To Draw In Or Not To Draw In
When I first started delving into the science behind “core” training over 10 years ago, the drawing-in maneuver was the big breakthrough. I first learned the technique from Paul Chek who learned it from a group of physiotherapists from New Zealand.
The concept came from a book, Therapeutic Exercise for Spinal Segmental Stabilization in Low Back Pain by Richardson et al, that was based on some exciting new research. The authors found that their physical therapy patients with low back pain had timing issues with their transverse abdominis. The transverse abdominus should turn on prior to any movement of the body and they found that in people with low back pain, the transverse abdominus would activate after movement had already occurred. The authors used specific exercises to get the functioning of this muscle back and their patients back pain got better.
Based on this information, people in the fitness industry, like Paul Chek, started teaching the draw-in maneuver to to improve transverse abdominus activation as well as incorporating it in exercises like deadlifts and squats.
This was new and exciting stuff at the time. The fitness profession caught a hold of this information and it spread like crazy throughout the fitness world. The next thing you know, every personal trainer, pilates instructor, yoga instructor and aerobics class teacher was instructing all of their clients to “pull your belly toward your spine” when they did exercise. I know because I was one of them.
Now let’s address whether you should be drawing in or not. The answer is: No. And yes. Here’s what I mean:
Enter Stuart McGill
No, you should not pull the belly in toward your spine while exercising. Why? Well, the new school of thought on this subject, based on the latest research by Stuart McGill in his book Low Back Disorders, you should focus on contracting your abdominal muscles or making your abs “tight” during exercise. When you do this, your transverse abdominis is activated as well.
According to McGill’s meticulous research, focusing on pulling in your belly button towards your spine actually decreases spinal stability when doing exercises like deadlifts, squats and overhead presses. That’s a ten-dollar way of saying there’s less support from your abdominal muscles. Pulling in your belly while performing exercise is a bad idea especially with certain exercises and if you’re lifting heavy weights.
Abdominal “bracing”, as McGill likes to call it, is the way to go for most exercises. Not only is it backed up by solid research from one of the leading spine specialists in the world, I’ve personally used it myself and with my clients. You can feel the added stability, especially when you’re lifting heavy in exercises like deadlifts and squats. Also, abdominal bracing is also easier to do then pulling in your belly. All you have to do is stand with good posture, inhale, and tighten your abs maintaing good postural alignment.
An Exception To The Rule
I follow Stuart McGill’s bracing concept when I’m strength training, but I’ve found that many of my clients have benefitted from transverse abdominus and pelvic floor isolation exercises. Many things can cause dysfunction with these muscles and I’ve found that many of my clients have trouble activating these muscles

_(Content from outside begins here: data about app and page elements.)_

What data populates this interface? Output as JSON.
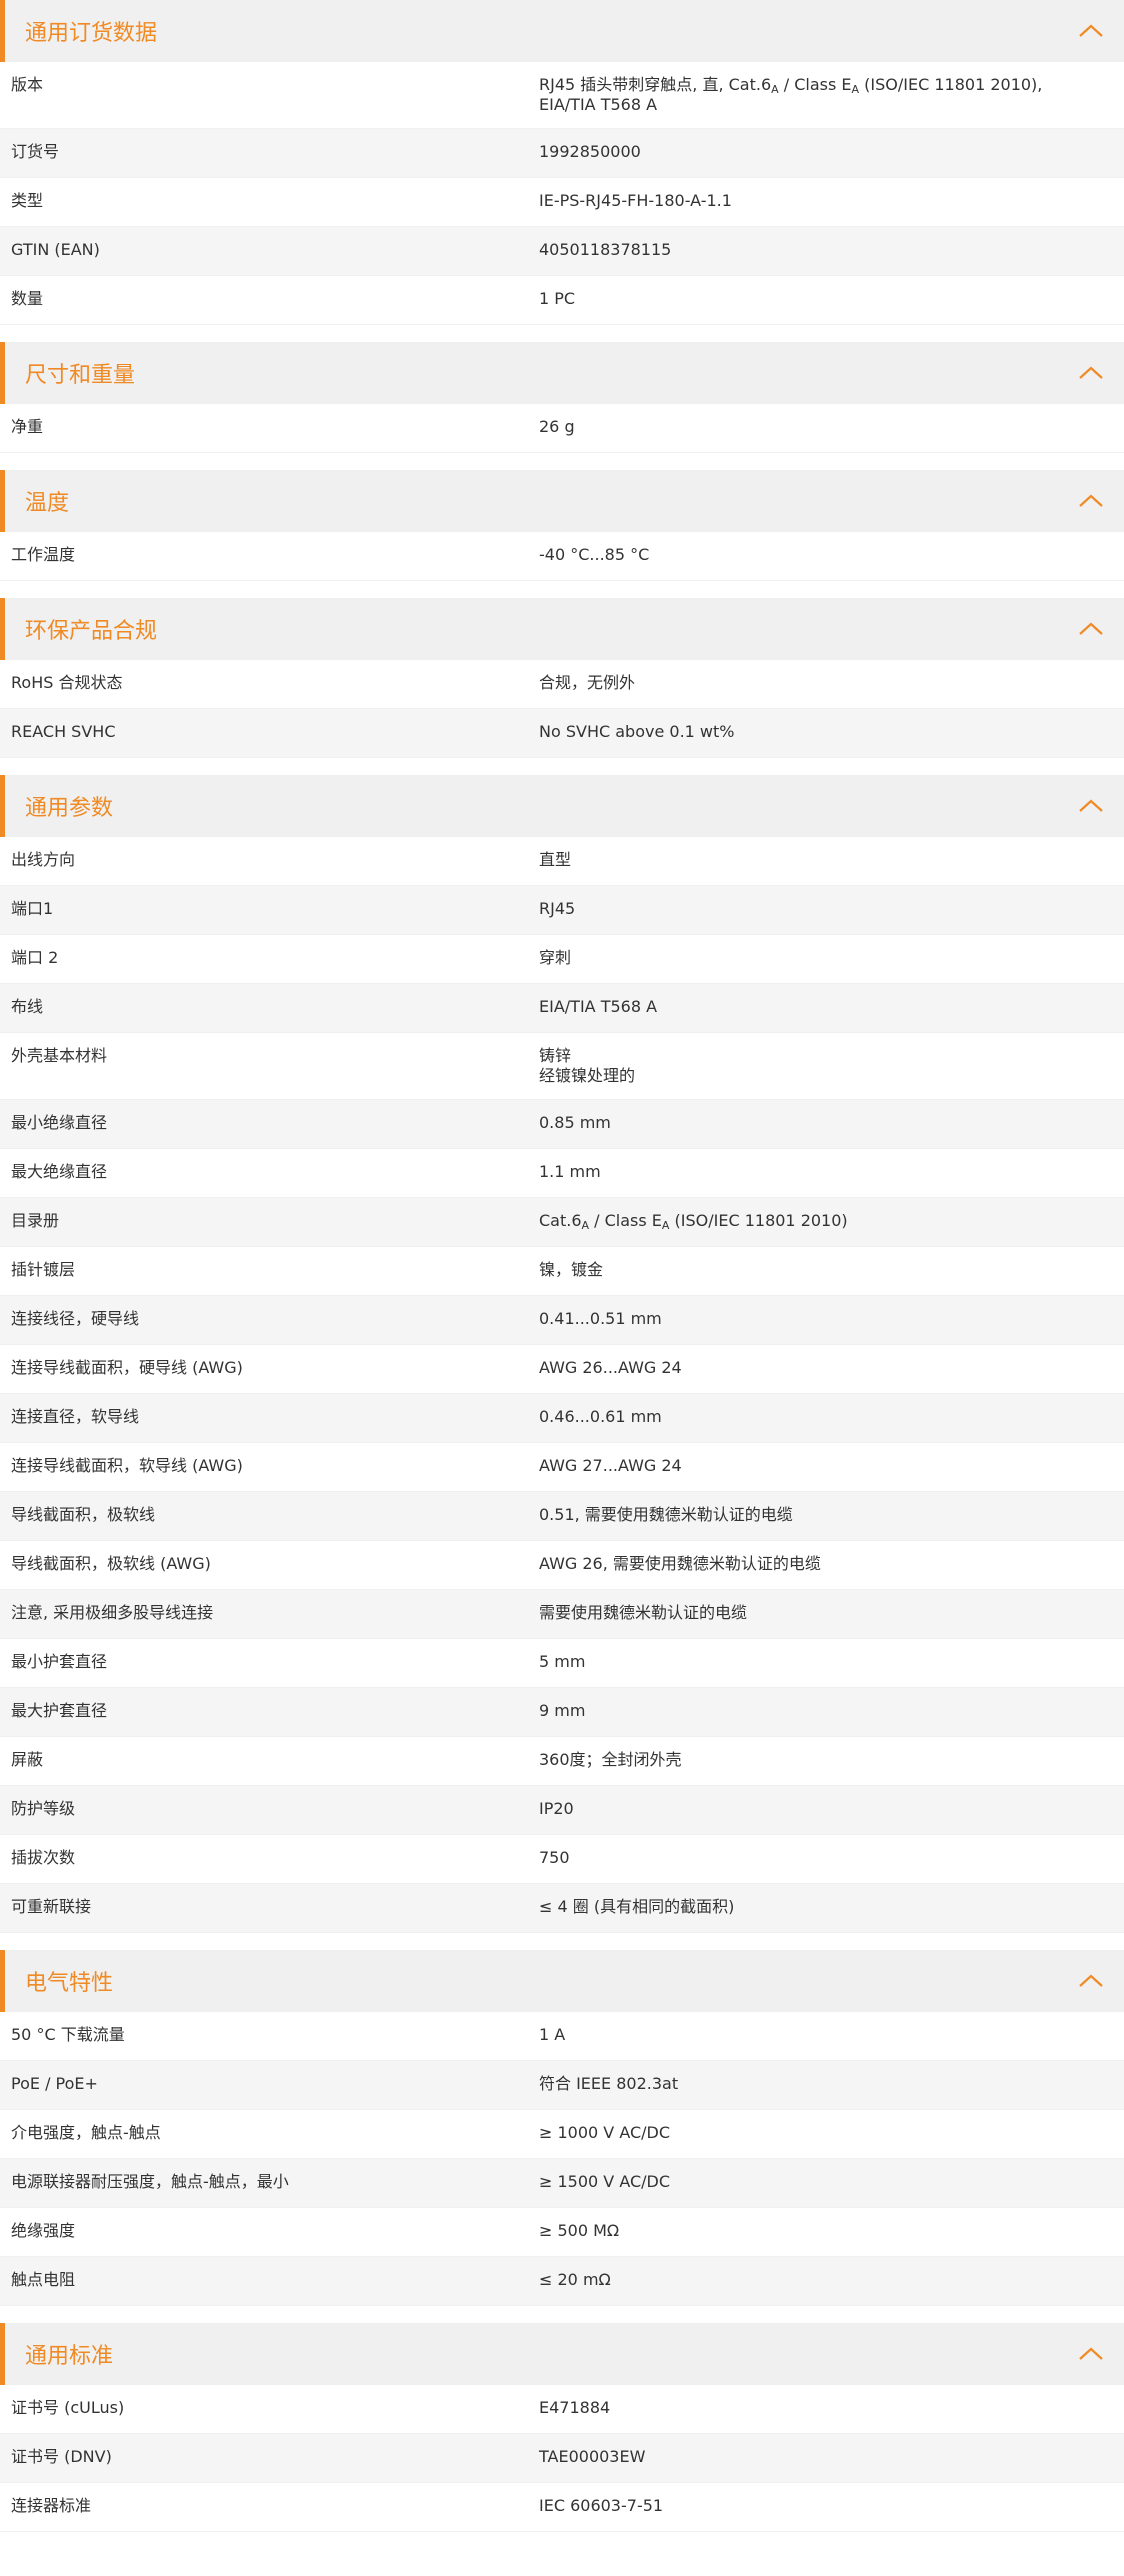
{
  "theme": {
    "accent": "#f08a24",
    "header_bg": "#f0f0f0",
    "alt_row_bg": "#f5f5f5"
  },
  "sections": [
    {
      "key": "general-ordering-data",
      "title": "通用订货数据",
      "icon": "chevron-up-icon",
      "rows": [
        {
          "label": "版本",
          "value": [
            [
              "RJ45 插头带刺穿触点, 直, Cat.6",
              ""
            ],
            [
              "A",
              "sub"
            ],
            [
              " / Class E",
              ""
            ],
            [
              "A",
              "sub"
            ],
            [
              " (ISO/IEC 11801 2010), EIA/TIA T568 A",
              ""
            ]
          ]
        },
        {
          "label": "订货号",
          "value": "1992850000"
        },
        {
          "label": "类型",
          "value": "IE-PS-RJ45-FH-180-A-1.1"
        },
        {
          "label": "GTIN (EAN)",
          "value": "4050118378115"
        },
        {
          "label": "数量",
          "value": "1  PC"
        }
      ]
    },
    {
      "key": "dimensions-weight",
      "title": "尺寸和重量",
      "icon": "chevron-up-icon",
      "rows": [
        {
          "label": "净重",
          "value": "26  g"
        }
      ]
    },
    {
      "key": "temperature",
      "title": "温度",
      "icon": "chevron-up-icon",
      "rows": [
        {
          "label": "工作温度",
          "value": "-40 °C...85 °C"
        }
      ]
    },
    {
      "key": "environmental-compliance",
      "title": "环保产品合规",
      "icon": "chevron-up-icon",
      "rows": [
        {
          "label": "RoHS 合规状态",
          "value": "合规，无例外"
        },
        {
          "label": "REACH SVHC",
          "value": "No SVHC above 0.1 wt%"
        }
      ]
    },
    {
      "key": "general-parameters",
      "title": "通用参数",
      "icon": "chevron-up-icon",
      "rows": [
        {
          "label": "出线方向",
          "value": "直型"
        },
        {
          "label": "端口1",
          "value": "RJ45"
        },
        {
          "label": "端口 2",
          "value": "穿刺"
        },
        {
          "label": "布线",
          "value": "EIA/TIA T568 A"
        },
        {
          "label": "外壳基本材料",
          "value": [
            "铸锌",
            "经镀镍处理的"
          ]
        },
        {
          "label": "最小绝缘直径",
          "value": "0.85  mm"
        },
        {
          "label": "最大绝缘直径",
          "value": "1.1  mm"
        },
        {
          "label": "目录册",
          "value": [
            [
              "Cat.6",
              ""
            ],
            [
              "A",
              "sub"
            ],
            [
              " / Class E",
              ""
            ],
            [
              "A",
              "sub"
            ],
            [
              " (ISO/IEC 11801 2010)",
              ""
            ]
          ]
        },
        {
          "label": "插针镀层",
          "value": "镍，镀金"
        },
        {
          "label": "连接线径，硬导线",
          "value": "0.41...0.51 mm"
        },
        {
          "label": "连接导线截面积，硬导线 (AWG)",
          "value": "AWG 26...AWG 24"
        },
        {
          "label": "连接直径，软导线",
          "value": "0.46...0.61 mm"
        },
        {
          "label": "连接导线截面积，软导线 (AWG)",
          "value": "AWG 27...AWG 24"
        },
        {
          "label": "导线截面积，极软线",
          "value": "0.51, 需要使用魏德米勒认证的电缆"
        },
        {
          "label": "导线截面积，极软线 (AWG)",
          "value": "AWG 26, 需要使用魏德米勒认证的电缆"
        },
        {
          "label": "注意, 采用极细多股导线连接",
          "value": "需要使用魏德米勒认证的电缆"
        },
        {
          "label": "最小护套直径",
          "value": "5  mm"
        },
        {
          "label": "最大护套直径",
          "value": "9  mm"
        },
        {
          "label": "屏蔽",
          "value": "360度；全封闭外壳"
        },
        {
          "label": "防护等级",
          "value": "IP20"
        },
        {
          "label": "插拔次数",
          "value": "750"
        },
        {
          "label": "可重新联接",
          "value": "≤ 4 圈 (具有相同的截面积)"
        }
      ]
    },
    {
      "key": "electrical-characteristics",
      "title": "电气特性",
      "icon": "chevron-up-icon",
      "rows": [
        {
          "label": "50 °C 下载流量",
          "value": "1  A"
        },
        {
          "label": "PoE / PoE+",
          "value": "符合 IEEE 802.3at"
        },
        {
          "label": "介电强度，触点-触点",
          "value": "≥ 1000 V AC/DC"
        },
        {
          "label": "电源联接器耐压强度，触点-触点，最小",
          "value": "≥ 1500 V AC/DC"
        },
        {
          "label": "绝缘强度",
          "value": "≥ 500 MΩ"
        },
        {
          "label": "触点电阻",
          "value": "≤ 20 mΩ"
        }
      ]
    },
    {
      "key": "general-standards",
      "title": "通用标准",
      "icon": "chevron-up-icon",
      "rows": [
        {
          "label": "证书号 (cULus)",
          "value": "E471884"
        },
        {
          "label": "证书号 (DNV)",
          "value": "TAE00003EW"
        },
        {
          "label": "连接器标准",
          "value": "IEC 60603-7-51"
        }
      ]
    }
  ]
}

I’ve learned a lot from Diane Lee, an internationally renowned physical therapist for her clinical work on lumbar and pelvic disability and pain. After reading several of her articles and speaking with a Physical Therapist friend of mine who is a big fan of her work, I’ve reintroduced motor control exercises for these muscles with great success. Many nagging issues that my clients and myself were experiencing started to improve after adding several sets of these exercises into our routines.
Here are some of the important points I’ve learned through Diane Lee’s work:
- Low back pain, surgery or injury to the abdominal area, and pregnancy can cause the transverse abdominus muscle to lose it’s function.
- Without restoring proper function of the transverse abdominus through training, problems with this muscle can be present even after pain or injury has subsided.
- Pain in the pelvic area, trauma, childbirth and surgery can cause this group of muscles to lose it’s function.
- Low back pain, pelvic pain, hip pain and urinary incontinence can result from weak pelvic floor muscles.
- Don’t pull your belly button toward your spine while doing strength training exercises. Doing this de-stabilizes your spine and predisposes you to injury.
- Instead, use bracing which is tightening your abs while you lift. Tighten them but make sure you can still breathe well. Doing this protects your spine by adding stability from your abdominal muscles.
- Specific exercises for your transversus abdominus and pelvic floor might be needed in some situations; especially when someone has been injury/surgery or pain in the abdominal and pelvic region. There also might be a case of doing these exercises prophylactically.
I hope that clears up some of the controversy surrounding these two important techniques.